With the 'naked block' protocol being considered, you don't even need this much.  Currently, all full clients require all the data in order to completely check every block for validity, but a "light client" doesn't require this kind of certainty.  Since it's unlikely that clients receiving updates via this method would be mining, complete blocks are not necessary.  What is necessary is a complete block header chain, which only weighs in at 4 mb per year; and the merkle tree for any blocks that contain transactions that concern the client itself.  While it would be ideal to broadcast those merkle trees with the block header (i.e. the naked block, all except the actual transactions) it would be profoundly silly to broadcast every single transaction complete.

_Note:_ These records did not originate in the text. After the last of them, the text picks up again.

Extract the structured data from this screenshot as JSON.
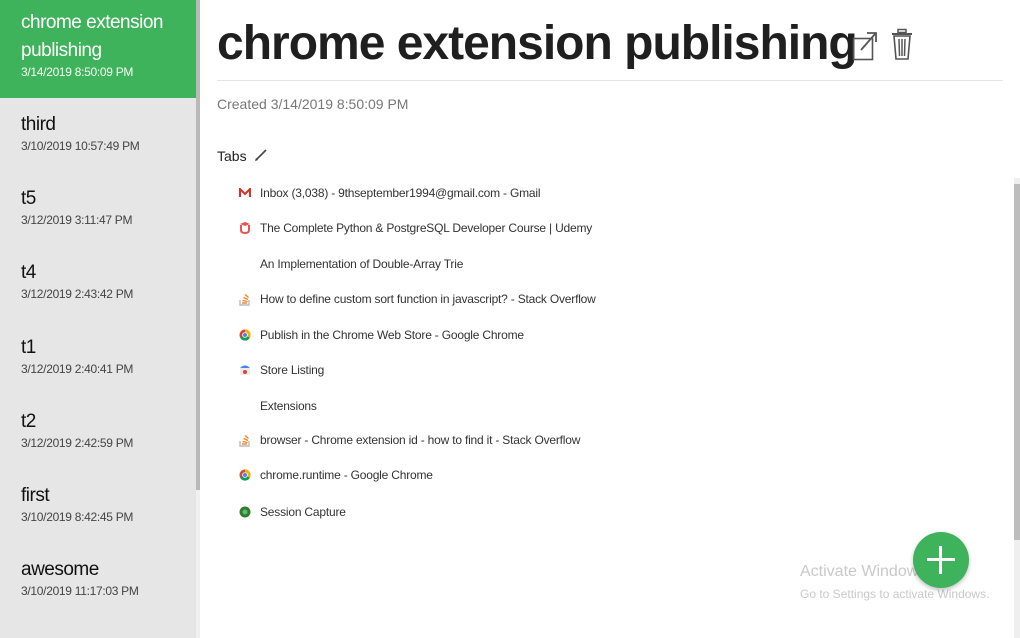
{
  "sidebar": {
    "sessions": [
      {
        "name": "chrome extension publishing",
        "date": "3/14/2019 8:50:09 PM",
        "active": true
      },
      {
        "name": "third",
        "date": "3/10/2019 10:57:49 PM"
      },
      {
        "name": "t5",
        "date": "3/12/2019 3:11:47 PM"
      },
      {
        "name": "t4",
        "date": "3/12/2019 2:43:42 PM"
      },
      {
        "name": "t1",
        "date": "3/12/2019 2:40:41 PM"
      },
      {
        "name": "t2",
        "date": "3/12/2019 2:42:59 PM"
      },
      {
        "name": "first",
        "date": "3/10/2019 8:42:45 PM"
      },
      {
        "name": "awesome",
        "date": "3/10/2019 11:17:03 PM"
      }
    ]
  },
  "main": {
    "title": "chrome extension publishing",
    "created": "Created 3/14/2019 8:50:09 PM",
    "tabs_heading": "Tabs",
    "tabs": [
      {
        "title": "Inbox (3,038) - 9thseptember1994@gmail.com - Gmail",
        "icon": "gmail-icon"
      },
      {
        "title": "The Complete Python & PostgreSQL Developer Course | Udemy",
        "icon": "udemy-icon"
      },
      {
        "title": "An Implementation of Double-Array Trie",
        "icon": "none"
      },
      {
        "title": "How to define custom sort function in javascript? - Stack Overflow",
        "icon": "stackoverflow-icon"
      },
      {
        "title": "Publish in the Chrome Web Store - Google Chrome",
        "icon": "chrome-icon"
      },
      {
        "title": "Store Listing",
        "icon": "webstore-icon"
      },
      {
        "title": "Extensions",
        "icon": "none"
      },
      {
        "title": "browser - Chrome extension id - how to find it - Stack Overflow",
        "icon": "stackoverflow-icon"
      },
      {
        "title": "chrome.runtime - Google Chrome",
        "icon": "chrome-icon"
      },
      {
        "title": "Session Capture",
        "icon": "session-capture-icon"
      }
    ]
  },
  "watermark": {
    "line1": "Activate Windows",
    "line2": "Go to Settings to activate Windows."
  },
  "colors": {
    "accent": "#3fb25c",
    "sidebar_bg": "#e6e6e6"
  }
}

How do you know who is using the service, if it is broadcast?  Sure you could require that clients register with the head end, but given the original claim (which I have not verified) that broadcasting the entire block chain can be done at 2400 baud,


The entire block header chain can be broadcast at 2400 baud, and individual clients can transact at 2400 baud.  This isn't remotely the same as participating in the bitcoin network as a full peer, and I'm pretty sure no one has claimed this.

"The powers of financial capitalism had another far-reaching aim, nothing less than to create a world system of financial control in private hands able to dominate the political system of each country and the economy of the world as a whole. This system was to be controlled in a feudalist fashion by the central banks of the world acting in concert, by secret agreements arrived at in frequent meetings and conferences. The apex of the systems was to be the Bank for International Settlements in Basel, Switzerland, a private bank owned and controlled by the world's central banks which were themselves private corporations. Each central bank...sought to dominate its government by its ability to control Treasury loans, to manipulate foreign exchanges, to influence the level of economic activity in the country, and to influence cooperative politicians by subsequent economic rewards in the business world."

- Carroll Quigley, CFR member, mentor to Bill Clinton, from 'Tragedy And Hope'
benjamindees
Legendary
*
Offline Offline

Activity: 1288


View Profile
July 12, 2014, 10:55:38 PM
 #53

Apparently a group in Finland has convinced the national TV broadcaster to test this out:

http://slashdot.org/submission/3694105/finnish-national-digital-tv-broadcaster-starts-sending-bitcoin-blockchain

Quote
We have found a partner who is able to cover costs for the pilot stage. The pilot stage will start in 1st of September, 2014 and last for 2 months. The broadcast area covers 95% of Finnish population, approximately 5 million people.

Quote
What is Kryptoradio?

Kryptoradio is a bitcoin data transmission system that

    transmits bitcoin transactions, blocks, and currency exchange data,
    does all this in real-time,
    uses terrestrial television (DVB-T) transmitters around the world.
    Bitcoins in the air, literally speaking.

Civil Liberty Through Complex Mathematics
Pages: « 1 2 [3]  All
  Print  
 
Jump to:  

Sponsored by , a Bitcoin-accepting VPN.
Powered by MySQL Powered by PHP Powered by SMF 1.1.19 | SMF © 2006-2009, Simple Machines Valid XHTML 1.0! Valid CSS!